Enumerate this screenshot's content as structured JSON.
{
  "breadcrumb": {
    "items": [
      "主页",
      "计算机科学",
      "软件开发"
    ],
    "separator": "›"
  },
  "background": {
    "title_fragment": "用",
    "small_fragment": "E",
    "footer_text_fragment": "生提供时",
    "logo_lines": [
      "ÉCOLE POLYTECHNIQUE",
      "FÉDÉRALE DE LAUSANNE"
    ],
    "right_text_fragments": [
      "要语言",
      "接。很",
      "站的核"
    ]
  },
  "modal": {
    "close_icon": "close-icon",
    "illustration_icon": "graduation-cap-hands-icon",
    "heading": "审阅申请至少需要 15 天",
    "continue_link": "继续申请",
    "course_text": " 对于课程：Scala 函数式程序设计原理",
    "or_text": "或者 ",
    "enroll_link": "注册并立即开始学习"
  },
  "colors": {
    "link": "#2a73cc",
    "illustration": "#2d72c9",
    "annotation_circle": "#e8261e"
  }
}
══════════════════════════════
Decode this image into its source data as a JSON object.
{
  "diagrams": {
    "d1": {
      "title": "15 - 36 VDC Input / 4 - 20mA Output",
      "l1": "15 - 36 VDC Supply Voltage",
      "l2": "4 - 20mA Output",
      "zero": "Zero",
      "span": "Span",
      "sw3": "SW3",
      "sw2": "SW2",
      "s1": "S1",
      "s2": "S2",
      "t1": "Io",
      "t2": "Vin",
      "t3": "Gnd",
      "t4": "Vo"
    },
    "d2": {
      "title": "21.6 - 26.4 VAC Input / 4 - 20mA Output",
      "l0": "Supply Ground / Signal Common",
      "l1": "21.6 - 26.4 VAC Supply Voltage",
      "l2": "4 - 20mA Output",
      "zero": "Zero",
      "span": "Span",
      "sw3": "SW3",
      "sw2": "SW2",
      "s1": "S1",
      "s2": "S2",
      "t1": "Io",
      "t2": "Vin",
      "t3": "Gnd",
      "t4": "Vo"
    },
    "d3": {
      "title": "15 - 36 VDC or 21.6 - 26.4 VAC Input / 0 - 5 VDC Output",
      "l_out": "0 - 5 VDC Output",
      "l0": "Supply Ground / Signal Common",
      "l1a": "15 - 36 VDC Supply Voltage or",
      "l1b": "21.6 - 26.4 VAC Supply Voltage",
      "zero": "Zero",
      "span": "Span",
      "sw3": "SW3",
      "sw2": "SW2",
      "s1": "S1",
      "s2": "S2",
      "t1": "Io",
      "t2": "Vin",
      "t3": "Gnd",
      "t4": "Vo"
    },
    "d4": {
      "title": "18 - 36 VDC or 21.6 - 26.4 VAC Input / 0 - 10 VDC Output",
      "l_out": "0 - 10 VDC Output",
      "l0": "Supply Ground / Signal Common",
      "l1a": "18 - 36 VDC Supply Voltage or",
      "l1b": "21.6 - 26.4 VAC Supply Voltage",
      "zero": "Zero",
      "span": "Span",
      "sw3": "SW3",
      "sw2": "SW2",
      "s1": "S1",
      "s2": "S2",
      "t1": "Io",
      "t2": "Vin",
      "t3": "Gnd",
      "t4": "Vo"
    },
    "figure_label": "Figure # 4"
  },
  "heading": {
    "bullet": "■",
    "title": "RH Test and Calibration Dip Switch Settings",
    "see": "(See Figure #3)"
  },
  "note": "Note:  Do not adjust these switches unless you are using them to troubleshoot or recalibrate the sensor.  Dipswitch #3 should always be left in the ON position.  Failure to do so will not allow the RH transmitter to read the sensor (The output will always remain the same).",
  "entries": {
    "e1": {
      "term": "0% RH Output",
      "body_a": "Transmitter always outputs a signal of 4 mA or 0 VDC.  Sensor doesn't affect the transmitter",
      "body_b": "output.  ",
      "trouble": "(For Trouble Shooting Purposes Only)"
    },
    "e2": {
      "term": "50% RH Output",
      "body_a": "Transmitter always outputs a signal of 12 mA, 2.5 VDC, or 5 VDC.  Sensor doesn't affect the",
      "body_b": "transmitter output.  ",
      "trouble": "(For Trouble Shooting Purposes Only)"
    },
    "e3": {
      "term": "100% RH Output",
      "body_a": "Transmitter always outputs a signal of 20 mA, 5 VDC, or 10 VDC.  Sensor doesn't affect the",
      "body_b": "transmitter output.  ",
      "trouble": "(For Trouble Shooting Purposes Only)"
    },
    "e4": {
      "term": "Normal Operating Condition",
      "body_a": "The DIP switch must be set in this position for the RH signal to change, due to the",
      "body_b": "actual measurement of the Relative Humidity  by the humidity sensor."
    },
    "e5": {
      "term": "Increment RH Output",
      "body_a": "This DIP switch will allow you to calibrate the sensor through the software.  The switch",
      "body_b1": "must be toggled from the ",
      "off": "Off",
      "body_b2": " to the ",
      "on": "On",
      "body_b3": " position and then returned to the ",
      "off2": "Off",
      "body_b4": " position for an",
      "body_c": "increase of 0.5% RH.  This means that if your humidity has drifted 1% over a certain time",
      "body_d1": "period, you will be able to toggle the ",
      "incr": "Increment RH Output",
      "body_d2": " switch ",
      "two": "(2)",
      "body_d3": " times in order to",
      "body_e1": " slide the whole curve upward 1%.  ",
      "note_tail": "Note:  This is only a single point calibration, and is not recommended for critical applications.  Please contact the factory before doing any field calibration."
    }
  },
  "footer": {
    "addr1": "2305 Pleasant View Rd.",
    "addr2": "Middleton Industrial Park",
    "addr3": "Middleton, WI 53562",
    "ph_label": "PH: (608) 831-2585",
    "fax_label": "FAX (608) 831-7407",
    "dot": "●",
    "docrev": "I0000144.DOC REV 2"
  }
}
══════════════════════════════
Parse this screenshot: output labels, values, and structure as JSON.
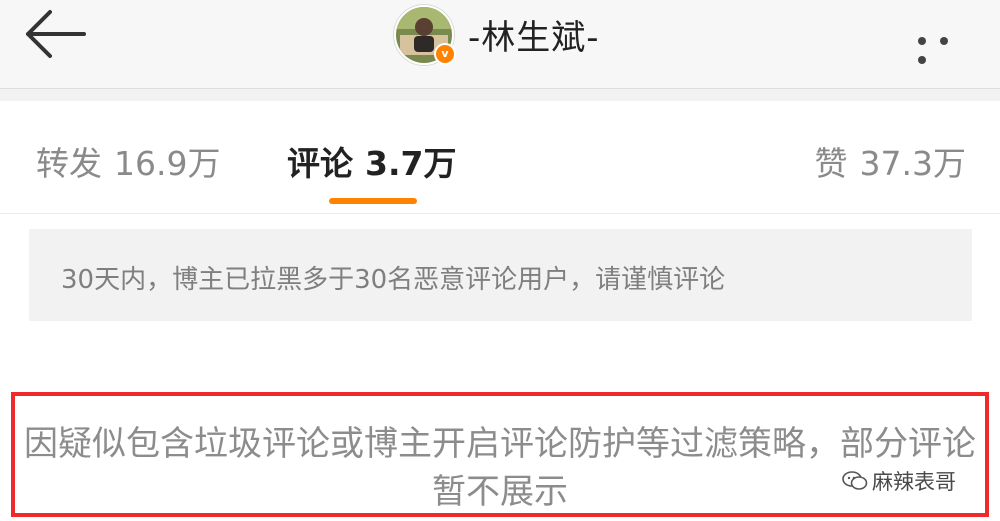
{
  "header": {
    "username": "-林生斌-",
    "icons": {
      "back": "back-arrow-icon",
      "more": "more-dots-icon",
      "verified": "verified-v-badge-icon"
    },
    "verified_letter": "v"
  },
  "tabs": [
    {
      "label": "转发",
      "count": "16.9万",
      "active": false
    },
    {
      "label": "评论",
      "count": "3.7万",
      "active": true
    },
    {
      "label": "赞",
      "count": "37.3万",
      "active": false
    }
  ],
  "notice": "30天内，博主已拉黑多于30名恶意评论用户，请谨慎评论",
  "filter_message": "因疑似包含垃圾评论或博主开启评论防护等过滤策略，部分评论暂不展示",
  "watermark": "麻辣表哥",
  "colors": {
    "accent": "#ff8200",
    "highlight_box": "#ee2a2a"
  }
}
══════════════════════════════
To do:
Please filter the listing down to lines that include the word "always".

Your response:
  "note": "Note:  Do not adjust these switches unless you are using them to troubleshoot or recalibrate the sensor.  Dipswitch #3 should always be left in the ON position.  Failure to do so will not allow the RH transmitter to read the sensor (The output will always remain the same).",
      "body_a": "Transmitter always outputs a signal of 4 mA or 0 VDC.  Sensor doesn't affect the transmitter",
      "body_a": "Transmitter always outputs a signal of 12 mA, 2.5 VDC, or 5 VDC.  Sensor doesn't affect the",
      "body_a": "Transmitter always outputs a signal of 20 mA, 5 VDC, or 10 VDC.  Sensor doesn't affect the",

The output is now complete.